During the last 100 years, approximately 110 million people have died under the forces of socialist regimes. Today, in Venezuela, citizens who haven’t died of starvation or fled the socialist paradise are rising up en masse against President Maduro’s brutal dictatorship. Incidentally, Maduro himself most definitely is not starving.
Despite these numbers, it is considered chic and intellectually-forward these days in the U.S. to proclaim oneself a socialist. What is it about socialism that makes people hail it at the same time knowing that it eventually will do its best to destroy them?
First, every socialist country has risen on false promises. These promises include untold prosperity, equality for all, and security for its citizens – said security, of course, is provided by gun-toting soldiers of the regime. The promises sound good. Still, every country that has fallen for socialism’s rosy picture has been driven into abject poverty, starvation, despair, and a two-caste social system with a few masters on top and everyone down at heel at the bottom.

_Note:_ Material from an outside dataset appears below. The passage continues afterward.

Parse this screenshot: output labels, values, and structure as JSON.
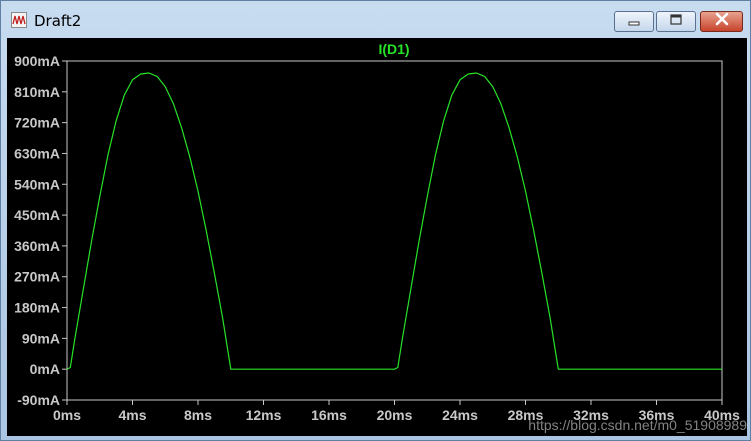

Like any Ponzi scheme, socialism must collapse under its own weight. Any initial signs of success under socialism seduce and enthrall, like an enchanting mistress. These successes, however, are quickly eradicated by economic and philosophic reality. Mistresses rarely live up to their initial allure. The record of socialist’s failure is 100 percent and remains unbroken. The result is 100 predictable – poverty, hunger, and a tyrannical government that rules by force instead of rule of law.
Despite the current love affair U.S. millennials have with Venezuela, the country is following in the wake of all other failed socialist dictatorships. At one time, Venezuela was an oil-rich, prosperous and thriving country. Former President Hugo Chavez nationalized many industries, including the oil industry. There were small, initials sign of success when Chavez distributed some of the nationalized – or stolen – property among the happy citizenry. But stolen property can support a nation for only so long. Venezuela’s oil industry collapsed and is currently drawing its last breath. As is Venezuela itself.
Inefficiency and fraud are only part of the reasons no socialist country can survive. The principles of socialism themselves work toward its destruction. There are no incentives under socialism. Under capitalism, incentives are the driving force. Offer a service or product at the best price, and you will prosper. Market forces rule. Under socialism, government imperative rules, so profit and loss and pricing take a back seat. In Venezuela, two week’s wages may buy you a bit of bread, if you are fortunate enough to find any.
Other countries that are still attempting to “perfect” socialism include Cuba, Cambodia, China, and North Korea. Only China’s current efforts at some free enterprise is allowing it to grow economically. Cuba, Cambodia, and North Korea are struggling to survive, with its citizens living under the complete control of its masters.
In the U.S., Bernie Sanders and his somewhat more attractive, newly-elected partisans are preaching a “perfect” version of socialism while living in luxurious homes and enjoying all of the offerings of capitalism. They are calling for 70 percent taxation on the evil rich.
U.S. socialism advocates point a finger of praise at countries such as Sweden and Denmark as “real socialism” while ignoring the misery in Venezuela, Cuba, North Korea, and others. They also ignore the fact Sweden and Denmark are very business and entrepreneur-friendly. They merely have a huge social safety net. Marx would not approve of them.
The problem is, money, consumer products, and services are finite. As former Prime Minister Thatcher famously stated, “Sooner or later, you run out of other people’s money.” That sums up the inherent flaw with the socialist theory. What happens when you run out of stolen goods? That is a question Sanders and his acolytes have yet to answer.
We live in an imperfect world. Capitalism does not guarantee riches. It only promises the opportunity to pursue a better life. Wealth is created through hard work and incentives. By its nature, some people will pursue success more ardently than others, thus creating income inequality. But individuals still have a choice. Under socialism, any pretense of choice is removed. Misery and poverty will be distributed equally. Wealth is destroyed instead of created.
Imperfect though it may be, capitalism is the only economic system to offer the incentives to pursue success through market forces. By contrast, socialism everywhere has destroyed its wealth and financial markets.